It will depend, in part, also on our success in getting congressional approval for infrastructure investments so that we can shift from a -- as we think about how to hedge for possible technical problems for warheads to shift -- from one that keeps a warhead offline that could that could be brought back in if there is a problem, to thinking -- that we have confidence in the ability to -- in an infrastructure that's able to do work on a warhead to make sure that it's sustainable over time.
All of those factors have to be addressed as we go forward. We've begun the work associated with that. We have a number of related studies underway as well, including future of conventional long-range strike.
The Air Force is looking at their proposal for a future ALCM, air launch cruise missile, and we really need to bring these together. And this is analysis that's underway, but really is going to be -- going to take a period of time to complete.
STAFF: Let's do one more. Perhaps there's somebody that hasn't had a chance.
MR. MILLER: Go ahead. Please go ahead.

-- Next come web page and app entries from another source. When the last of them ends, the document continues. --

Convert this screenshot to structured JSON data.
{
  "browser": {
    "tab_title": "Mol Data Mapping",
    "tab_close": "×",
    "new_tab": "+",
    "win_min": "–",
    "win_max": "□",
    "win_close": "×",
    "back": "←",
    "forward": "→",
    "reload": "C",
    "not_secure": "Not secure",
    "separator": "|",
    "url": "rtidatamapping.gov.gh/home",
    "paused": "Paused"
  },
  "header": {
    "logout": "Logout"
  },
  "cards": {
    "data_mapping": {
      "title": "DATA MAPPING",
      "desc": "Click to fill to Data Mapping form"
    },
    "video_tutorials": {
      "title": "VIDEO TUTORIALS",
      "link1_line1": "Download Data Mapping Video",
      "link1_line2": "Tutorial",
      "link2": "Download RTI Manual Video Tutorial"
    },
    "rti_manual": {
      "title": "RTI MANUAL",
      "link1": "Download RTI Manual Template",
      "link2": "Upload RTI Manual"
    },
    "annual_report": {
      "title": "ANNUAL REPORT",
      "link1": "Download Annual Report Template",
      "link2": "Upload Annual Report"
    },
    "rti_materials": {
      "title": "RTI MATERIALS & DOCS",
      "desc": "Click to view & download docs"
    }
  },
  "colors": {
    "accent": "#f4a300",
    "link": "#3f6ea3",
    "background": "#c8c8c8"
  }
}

Q I have a question for General Cartwright. Can you walk us through a little bit on the practical steps that need to be taken at Strategic Command to operationalize these new policy changes? How is our operational plan for nuclear war fighting being changed such that General Chilton can meet his requirements with fewer warheads on hand deployed?
GEN. CARTWRIGHT: There will be -- once we have this distributed and everybody gets a chance to read it, once we have START signed and we have all the annexes and all of the pieces so that we have an understanding of what the guidance is in some level of detail, then we'll go into a review from a policy perspective on guidance that would be appropriate under these new regimes, so to speak.
That will then manifest itself in direction of attributes that STRATCOM would be asked to ensure our part of the deterrence strategy and consistent with the deterrence strategy when you start talking about proportionality and about targets and things like that. That will then lead us into an evolution associated with what we're going to do with these weapons and these delivery platforms and how they will be, in fact, used.
I would expect that that will take us somewhere in the neighborhood of one to two years; note that also as I said before, seven years to come into compliance with the numbers side of this equation.
So I expect that each year we'll revisit and it'll be a set of milestones that is a journey towards either the number of vehicles or the number of weapons and having that be consistent both with the policy and with the attributes associated with realizing that policy.
STAFF: I'd like to thank our briefers for the time of day and you for your interest in this topic. And we'll bring it to a close now.
Thank you very much.
|Join the GlobalSecurity.org mailing list|